We've just adopted a new science curriculum, and I will begin using it this fall. I'm going to embrace the process and learn the the nuances of the curriculum before jumping in and making too many enhancements. However, that doesn't mean that I can't offer a few science extras throughout the year. Here are a couple of fun ideas that are sure to make your kids smile.
We all know how kids like to collect things, including cards for games that they may or may not actually play (think Pokemon). Well, I have fallen in love with Phylomon Cards! They are FREE to print, collect, and play.
From their website: "Phylo is: (1) a card game that makes use of the wonderful, complex, and inspiring things that inform the notion of biodiversity; (2) an exercise in crowd sourcing, open access, and open game development; and (3) FREAKIN’ AWESOME!"

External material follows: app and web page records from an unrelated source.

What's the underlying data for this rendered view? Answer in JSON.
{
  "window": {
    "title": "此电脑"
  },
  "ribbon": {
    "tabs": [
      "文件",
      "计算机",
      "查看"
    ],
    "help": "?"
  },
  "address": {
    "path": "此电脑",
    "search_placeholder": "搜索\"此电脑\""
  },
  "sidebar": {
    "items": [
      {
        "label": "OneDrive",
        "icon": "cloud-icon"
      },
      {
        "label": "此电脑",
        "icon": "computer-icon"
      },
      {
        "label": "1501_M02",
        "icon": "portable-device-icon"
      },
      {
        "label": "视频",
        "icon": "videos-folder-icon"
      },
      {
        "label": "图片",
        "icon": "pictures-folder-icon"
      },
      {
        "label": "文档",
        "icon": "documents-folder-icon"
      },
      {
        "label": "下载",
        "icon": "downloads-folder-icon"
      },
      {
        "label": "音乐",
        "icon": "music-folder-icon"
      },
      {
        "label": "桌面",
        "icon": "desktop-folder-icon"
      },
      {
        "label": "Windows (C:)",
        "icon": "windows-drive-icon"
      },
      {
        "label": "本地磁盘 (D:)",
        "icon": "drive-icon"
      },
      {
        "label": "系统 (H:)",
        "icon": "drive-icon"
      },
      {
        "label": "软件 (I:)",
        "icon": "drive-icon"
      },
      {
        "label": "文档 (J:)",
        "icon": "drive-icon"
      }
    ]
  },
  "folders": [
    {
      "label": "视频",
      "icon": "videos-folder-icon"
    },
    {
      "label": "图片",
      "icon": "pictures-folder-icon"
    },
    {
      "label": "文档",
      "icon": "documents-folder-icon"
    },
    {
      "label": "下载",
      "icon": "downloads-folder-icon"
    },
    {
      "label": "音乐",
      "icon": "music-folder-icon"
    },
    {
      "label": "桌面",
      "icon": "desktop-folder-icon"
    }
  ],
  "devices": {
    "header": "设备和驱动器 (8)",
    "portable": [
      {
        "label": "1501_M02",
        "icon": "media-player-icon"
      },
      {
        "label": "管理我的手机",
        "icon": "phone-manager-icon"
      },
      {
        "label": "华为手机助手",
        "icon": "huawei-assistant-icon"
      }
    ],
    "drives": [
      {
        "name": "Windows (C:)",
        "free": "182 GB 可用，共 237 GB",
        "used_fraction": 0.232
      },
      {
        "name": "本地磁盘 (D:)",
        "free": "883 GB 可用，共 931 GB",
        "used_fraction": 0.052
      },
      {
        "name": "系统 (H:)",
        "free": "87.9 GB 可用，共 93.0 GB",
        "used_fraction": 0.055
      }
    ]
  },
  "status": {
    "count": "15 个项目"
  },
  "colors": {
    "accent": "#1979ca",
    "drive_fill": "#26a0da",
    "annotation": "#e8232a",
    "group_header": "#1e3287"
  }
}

Imagine a world where kids collect and play with Phylo cards instead of Pokemon! Instead of learning about imaginary creatures, they would learn about biodiversity, ecosystems, and scientists.
You have to do a bit of exploring on their website to find everything you need, but it's all there: the rules, free printable cards, and even resources for making your own decks, like this one made by a first grade teacher and her class. Maybe you could be the next classroom or school to make a deck! Visit the world of Phylo(mon) Cards by clicking here.
This Youtube channel was by far, one of the favorites when I taught fourth grade. When we had a moment to spare, we'd pull up one of these videos (there are hundreds to choose from) and see a quick little science experiment, pausing each video long enough to predict and discuss outcomes. As a class, we were inspired to try many of these experiments and dig deeper into our understanding of why they did (or didn't) work. Several research projects emerged as a result of watching Sick Science.
Shifting from Stem to Steam
Art and science go hand in hand (think STEAM - the A is for Art). However, even with a newly purchased science curriculum, I don't have high hopes/expectations for the incorporation of art in the prepackaged lessons. Creating art to evaluate, explain, or explore an object, concept, or idea can be powerful -- and useful. Likewise, examining the art of others while learning about a concept can, for some students, foster connections that might otherwise be missed. What's really important about integrating is making sure that the ideas and activities truly support the targeted standards and learning outcomes. As I work to bring the A into our STEM-focused science program, I'll post updates.